(Aim of the task) Please reproduce the entries that follow, keeping each word intact.

====== Data extracts

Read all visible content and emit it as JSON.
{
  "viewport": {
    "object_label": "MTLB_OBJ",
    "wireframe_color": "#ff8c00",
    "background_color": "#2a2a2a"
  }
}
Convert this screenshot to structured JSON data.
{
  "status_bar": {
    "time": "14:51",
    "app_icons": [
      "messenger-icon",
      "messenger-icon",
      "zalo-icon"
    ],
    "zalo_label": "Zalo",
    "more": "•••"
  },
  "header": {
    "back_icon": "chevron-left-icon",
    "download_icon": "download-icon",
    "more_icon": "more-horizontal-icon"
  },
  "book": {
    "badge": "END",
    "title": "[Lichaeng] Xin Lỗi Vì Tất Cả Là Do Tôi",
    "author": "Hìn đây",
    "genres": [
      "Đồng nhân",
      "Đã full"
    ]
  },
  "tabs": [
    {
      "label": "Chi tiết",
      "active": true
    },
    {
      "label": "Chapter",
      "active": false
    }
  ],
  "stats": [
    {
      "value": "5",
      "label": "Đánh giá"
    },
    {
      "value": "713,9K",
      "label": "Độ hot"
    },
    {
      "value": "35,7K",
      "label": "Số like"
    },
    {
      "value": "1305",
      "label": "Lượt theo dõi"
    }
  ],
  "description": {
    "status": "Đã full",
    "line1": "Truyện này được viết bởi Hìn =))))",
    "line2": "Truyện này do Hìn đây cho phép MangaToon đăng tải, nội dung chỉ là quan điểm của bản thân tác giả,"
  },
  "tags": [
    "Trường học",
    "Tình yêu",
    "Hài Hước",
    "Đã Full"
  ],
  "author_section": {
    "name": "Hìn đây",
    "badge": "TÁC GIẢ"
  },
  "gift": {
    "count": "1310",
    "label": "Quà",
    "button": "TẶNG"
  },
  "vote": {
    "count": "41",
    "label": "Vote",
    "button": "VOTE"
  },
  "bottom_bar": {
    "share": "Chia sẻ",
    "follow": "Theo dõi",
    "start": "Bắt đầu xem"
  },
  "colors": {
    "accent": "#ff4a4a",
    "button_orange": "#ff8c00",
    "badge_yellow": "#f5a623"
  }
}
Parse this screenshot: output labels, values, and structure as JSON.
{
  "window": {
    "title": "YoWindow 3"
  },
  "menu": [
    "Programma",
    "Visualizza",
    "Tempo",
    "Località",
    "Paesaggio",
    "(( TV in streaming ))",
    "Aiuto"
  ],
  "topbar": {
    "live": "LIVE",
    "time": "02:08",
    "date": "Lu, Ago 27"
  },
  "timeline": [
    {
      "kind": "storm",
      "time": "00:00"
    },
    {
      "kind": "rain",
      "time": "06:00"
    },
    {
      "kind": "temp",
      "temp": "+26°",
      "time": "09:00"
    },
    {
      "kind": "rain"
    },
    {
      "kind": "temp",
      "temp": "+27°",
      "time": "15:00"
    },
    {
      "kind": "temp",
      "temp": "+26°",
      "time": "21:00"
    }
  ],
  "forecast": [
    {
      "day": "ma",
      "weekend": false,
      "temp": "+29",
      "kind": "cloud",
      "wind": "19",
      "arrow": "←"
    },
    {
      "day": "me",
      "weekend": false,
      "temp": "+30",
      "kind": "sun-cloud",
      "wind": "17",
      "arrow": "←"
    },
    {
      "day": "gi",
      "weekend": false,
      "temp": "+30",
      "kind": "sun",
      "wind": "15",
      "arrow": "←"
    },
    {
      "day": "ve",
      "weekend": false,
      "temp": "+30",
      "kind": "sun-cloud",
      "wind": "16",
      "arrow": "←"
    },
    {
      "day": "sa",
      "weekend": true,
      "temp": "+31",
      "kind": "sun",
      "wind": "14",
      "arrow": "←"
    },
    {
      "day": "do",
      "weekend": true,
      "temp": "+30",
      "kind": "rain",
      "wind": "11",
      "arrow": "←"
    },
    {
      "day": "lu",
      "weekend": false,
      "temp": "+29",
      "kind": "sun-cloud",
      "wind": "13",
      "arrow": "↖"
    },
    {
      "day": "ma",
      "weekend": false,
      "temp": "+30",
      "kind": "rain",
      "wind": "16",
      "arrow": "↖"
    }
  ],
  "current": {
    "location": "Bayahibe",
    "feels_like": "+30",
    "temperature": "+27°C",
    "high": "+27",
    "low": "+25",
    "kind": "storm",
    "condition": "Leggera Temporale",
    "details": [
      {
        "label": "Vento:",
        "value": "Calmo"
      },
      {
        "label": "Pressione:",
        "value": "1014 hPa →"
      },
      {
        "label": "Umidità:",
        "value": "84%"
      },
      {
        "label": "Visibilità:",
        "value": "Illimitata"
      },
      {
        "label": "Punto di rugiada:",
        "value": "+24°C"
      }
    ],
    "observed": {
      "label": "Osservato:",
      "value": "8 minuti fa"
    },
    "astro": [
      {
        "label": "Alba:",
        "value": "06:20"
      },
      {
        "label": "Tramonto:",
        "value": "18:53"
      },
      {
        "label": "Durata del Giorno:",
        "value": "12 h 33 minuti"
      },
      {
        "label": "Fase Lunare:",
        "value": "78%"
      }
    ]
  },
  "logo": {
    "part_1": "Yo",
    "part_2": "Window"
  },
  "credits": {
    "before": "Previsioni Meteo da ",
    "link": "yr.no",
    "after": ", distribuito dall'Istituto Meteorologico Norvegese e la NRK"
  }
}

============

(Task solution)
Read all visible content and emit it as JSON.
{
  "viewport": {
    "object_label": "MTLB_OBJ",
    "wireframe_color": "#ff8c00",
    "background_color": "#2a2a2a"
  }
}
Convert this screenshot to structured JSON data.
{
  "status_bar": {
    "time": "14:51",
    "app_icons": [
      "messenger-icon",
      "messenger-icon",
      "zalo-icon"
    ],
    "zalo_label": "Zalo",
    "more": "•••"
  },
  "header": {
    "back_icon": "chevron-left-icon",
    "download_icon": "download-icon",
    "more_icon": "more-horizontal-icon"
  },
  "book": {
    "badge": "END",
    "title": "[Lichaeng] Xin Lỗi Vì Tất Cả Là Do Tôi",
    "author": "Hìn đây",
    "genres": [
      "Đồng nhân",
      "Đã full"
    ]
  },
  "tabs": [
    {
      "label": "Chi tiết",
      "active": true
    },
    {
      "label": "Chapter",
      "active": false
    }
  ],
  "stats": [
    {
      "value": "5",
      "label": "Đánh giá"
    },
    {
      "value": "713,9K",
      "label": "Độ hot"
    },
    {
      "value": "35,7K",
      "label": "Số like"
    },
    {
      "value": "1305",
      "label": "Lượt theo dõi"
    }
  ],
  "description": {
    "status": "Đã full",
    "line1": "Truyện này được viết bởi Hìn =))))",
    "line2": "Truyện này do Hìn đây cho phép MangaToon đăng tải, nội dung chỉ là quan điểm của bản thân tác giả,"
  },
  "tags": [
    "Trường học",
    "Tình yêu",
    "Hài Hước",
    "Đã Full"
  ],
  "author_section": {
    "name": "Hìn đây",
    "badge": "TÁC GIẢ"
  },
  "gift": {
    "count": "1310",
    "label": "Quà",
    "button": "TẶNG"
  },
  "vote": {
    "count": "41",
    "label": "Vote",
    "button": "VOTE"
  },
  "bottom_bar": {
    "share": "Chia sẻ",
    "follow": "Theo dõi",
    "start": "Bắt đầu xem"
  },
  "colors": {
    "accent": "#ff4a4a",
    "button_orange": "#ff8c00",
    "badge_yellow": "#f5a623"
  }
}
Parse this screenshot: output labels, values, and structure as JSON.
{
  "window": {
    "title": "YoWindow 3"
  },
  "menu": [
    "Programma",
    "Visualizza",
    "Tempo",
    "Località",
    "Paesaggio",
    "(( TV in streaming ))",
    "Aiuto"
  ],
  "topbar": {
    "live": "LIVE",
    "time": "02:08",
    "date": "Lu, Ago 27"
  },
  "timeline": [
    {
      "kind": "storm",
      "time": "00:00"
    },
    {
      "kind": "rain",
      "time": "06:00"
    },
    {
      "kind": "temp",
      "temp": "+26°",
      "time": "09:00"
    },
    {
      "kind": "rain"
    },
    {
      "kind": "temp",
      "temp": "+27°",
      "time": "15:00"
    },
    {
      "kind": "temp",
      "temp": "+26°",
      "time": "21:00"
    }
  ],
  "forecast": [
    {
      "day": "ma",
      "weekend": false,
      "temp": "+29",
      "kind": "cloud",
      "wind": "19",
      "arrow": "←"
    },
    {
      "day": "me",
      "weekend": false,
      "temp": "+30",
      "kind": "sun-cloud",
      "wind": "17",
      "arrow": "←"
    },
    {
      "day": "gi",
      "weekend": false,
      "temp": "+30",
      "kind": "sun",
      "wind": "15",
      "arrow": "←"
    },
    {
      "day": "ve",
      "weekend": false,
      "temp": "+30",
      "kind": "sun-cloud",
      "wind": "16",
      "arrow": "←"
    },
    {
      "day": "sa",
      "weekend": true,
      "temp": "+31",
      "kind": "sun",
      "wind": "14",
      "arrow": "←"
    },
    {
      "day": "do",
      "weekend": true,
      "temp": "+30",
      "kind": "rain",
      "wind": "11",
      "arrow": "←"
    },
    {
      "day": "lu",
      "weekend": false,
      "temp": "+29",
      "kind": "sun-cloud",
      "wind": "13",
      "arrow": "↖"
    },
    {
      "day": "ma",
      "weekend": false,
      "temp": "+30",
      "kind": "rain",
      "wind": "16",
      "arrow": "↖"
    }
  ],
  "current": {
    "location": "Bayahibe",
    "feels_like": "+30",
    "temperature": "+27°C",
    "high": "+27",
    "low": "+25",
    "kind": "storm",
    "condition": "Leggera Temporale",
    "details": [
      {
        "label": "Vento:",
        "value": "Calmo"
      },
      {
        "label": "Pressione:",
        "value": "1014 hPa →"
      },
      {
        "label": "Umidità:",
        "value": "84%"
      },
      {
        "label": "Visibilità:",
        "value": "Illimitata"
      },
      {
        "label": "Punto di rugiada:",
        "value": "+24°C"
      }
    ],
    "observed": {
      "label": "Osservato:",
      "value": "8 minuti fa"
    },
    "astro": [
      {
        "label": "Alba:",
        "value": "06:20"
      },
      {
        "label": "Tramonto:",
        "value": "18:53"
      },
      {
        "label": "Durata del Giorno:",
        "value": "12 h 33 minuti"
      },
      {
        "label": "Fase Lunare:",
        "value": "78%"
      }
    ]
  },
  "logo": {
    "part_1": "Yo",
    "part_2": "Window"
  },
  "credits": {
    "before": "Previsioni Meteo da ",
    "link": "yr.no",
    "after": ", distribuito dall'Istituto Meteorologico Norvegese e la NRK"
  }
}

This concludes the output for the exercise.